Shelley Kemmerer PA-C is the founder of Run Tell Mom, LLC. She is a licensed physician assistant who is certified in parental burnout prevention by The Training Institute for Parental Burnout, the world’s leading training institute on parental burnout. She helps parents and caregivers with live-in children navigate transitions throughout their parenting journey. Shelley provides personalized, customizable resources through one-on-one consultations, collaborative workshops, and master classes with a goal to optimize the parenting experience while filling the space beyond clinical care.

Show Highlights:

  • Shelley’s path to the work she does today to help parents
  • How Shelley saw the need for parental burnout resources after the birth of her youngest child
  • Shelley’s unique perspective as a PA and a mom who realized that families need extra support
  • Why Shelley’s social media goals are to allow collaborative discussions with providers, parents, and support specialists--and to bring awareness to available resources
  • How expectation vs. reality is a wide divide in parenthood
  • Why parents need connection, support circles, and therapy; the problem is that they don’t know whether to ask a doula, midwife, pediatrician, or therapist
  • What Shelley noticed from her perspective as a parent:
    • Very brief visits to healthcare providers with not enough time to address all the important issues
    • Difficulties in returning to work after a baby’s birth, especially for those in the healthcare field
  • Contributing factors to parental burnout: perfectionism (competing with other parents to have everything “in order”), social media expectations, limited parental leave, and individualism
  • How parents are balancing “stacked plates” of productivity goals at work, extracurricular activities for kids, keeping a clean home, self-care, and more!
  • How COVID has brought an upheaval in many families and homes that is exhausting, even in dual-parent households, but even more so for single parents
  • Tips for prevention of burnout: division of labor between parents, good sleep, exercise, healthy nutrition, awareness of signs of depression and anxiety, connecting with others, etc.
  • How to support parents in getting good sleep--and why it’s vitally important for many reasons!
  • Top resources for parents that Shelley recommends: Postpartum Support International, Call 2-1-1, social media support groups, and other local support groups
  • Three defining hallmarks of parental burnout: overwhelming significant exhaustion related to the parental role, emotional distancing from one’s child or children, lack of joy or fulfilling pleasure in being a parent (this would be a distinct change in how you WERE as a parent to how you are today)
  • Differences between depression/anxiety and burnout
  • Why these discussions about burnout are difficult to have
  • How to take things off your plate by “triaging” them into what’s urgent and not-so-urgent
  • Parting words from Shelley: “You CAN feel better.

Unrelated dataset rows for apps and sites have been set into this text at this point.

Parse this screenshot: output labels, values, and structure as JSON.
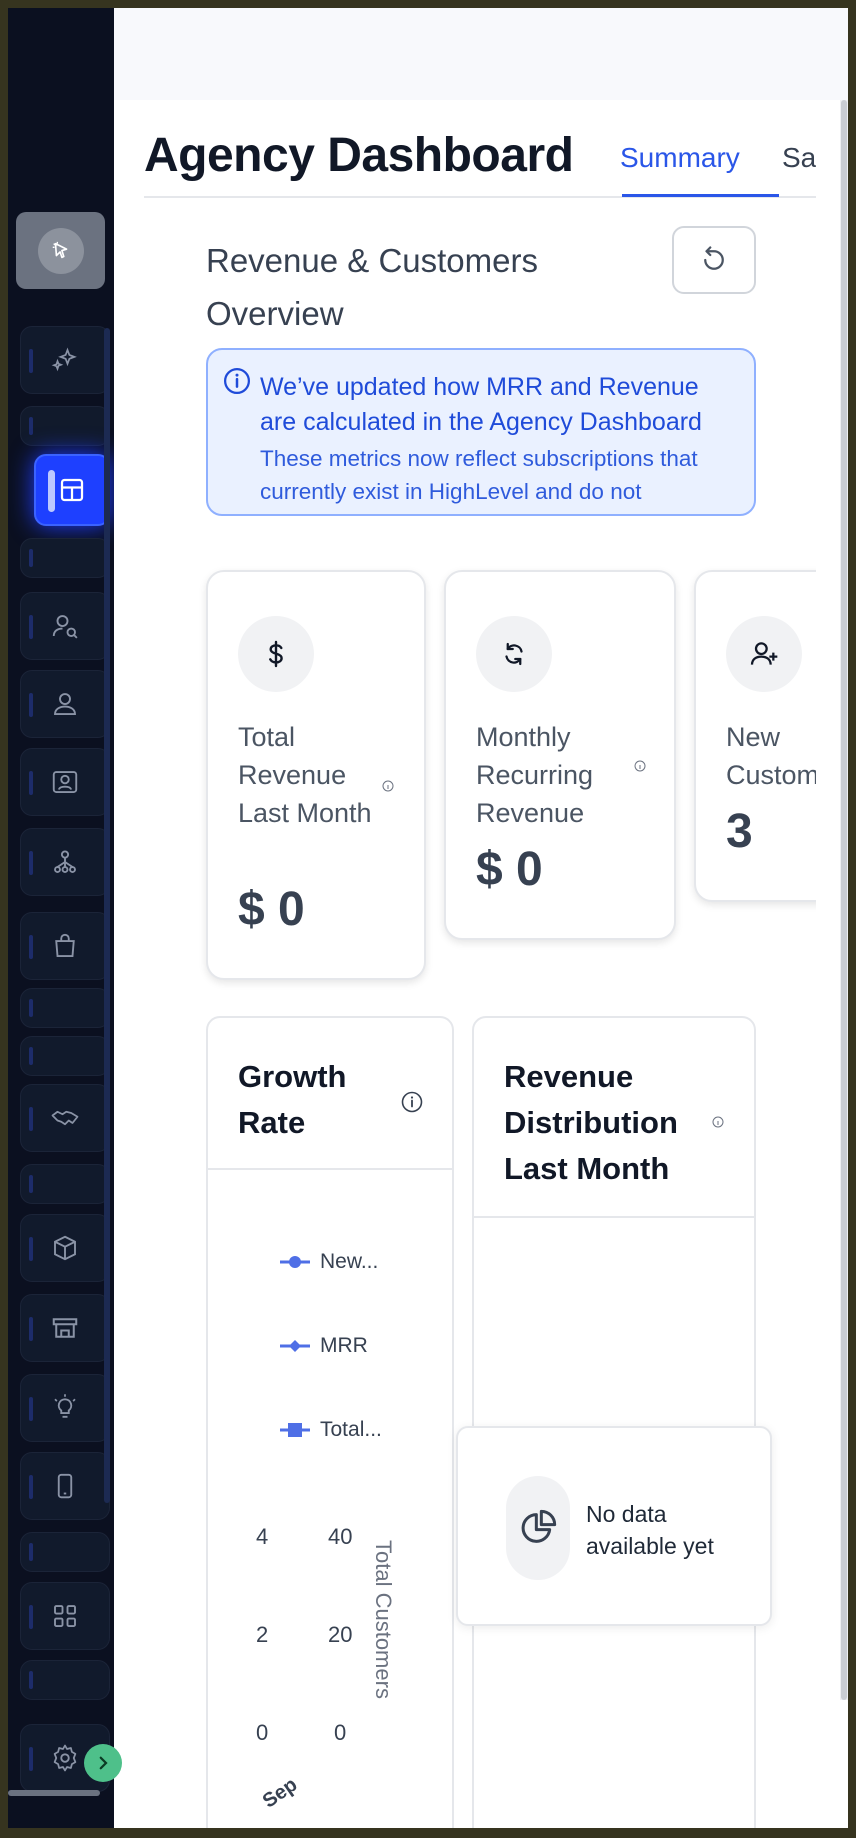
{
  "page": {
    "title": "Agency Dashboard"
  },
  "tabs": [
    {
      "label": "Summary",
      "active": true
    },
    {
      "label": "Sales",
      "active": false
    }
  ],
  "section": {
    "title": "Revenue & Customers Overview"
  },
  "alert": {
    "heading": "We’ve updated how MRR and Revenue are calculated in the Agency Dashboard",
    "body": "These metrics now reflect subscriptions that currently exist in HighLevel and do not"
  },
  "metrics": [
    {
      "label": "Total Revenue Last Month",
      "value": "$ 0",
      "icon": "dollar-icon"
    },
    {
      "label": "Monthly Recurring Revenue",
      "value": "$ 0",
      "icon": "refresh-cycle-icon"
    },
    {
      "label": "New Customers",
      "value": "3",
      "icon": "user-plus-icon"
    }
  ],
  "growth_rate": {
    "title": "Growth Rate",
    "legend": [
      "New...",
      "MRR",
      "Total..."
    ],
    "left_axis_ticks": [
      "4",
      "2",
      "0"
    ],
    "right_axis_ticks": [
      "40",
      "20",
      "0"
    ],
    "right_axis_label": "Total Customers",
    "x_tick": "Sep"
  },
  "revenue_distribution": {
    "title": "Revenue Distribution Last Month",
    "empty_text": "No data available yet"
  },
  "colors": {
    "accent": "#2a56e8",
    "sidebar_bg": "#0b1020",
    "series": "#4f6fe6"
  }
}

There are small steps you can take to make gradual changes to improve what might have gone on for months or years. Have more self-compassion for yourself that you are doing what you can right now. It’s not a sign of weakness if you ask for help. Parents are beautiful, awesome people.”

Resources:

Email Shelley:  runtellmom@gmail.com 

Check out her website:  www.runtellmom.com 

Find Shelley on Instagram.

Find support:  Postpartum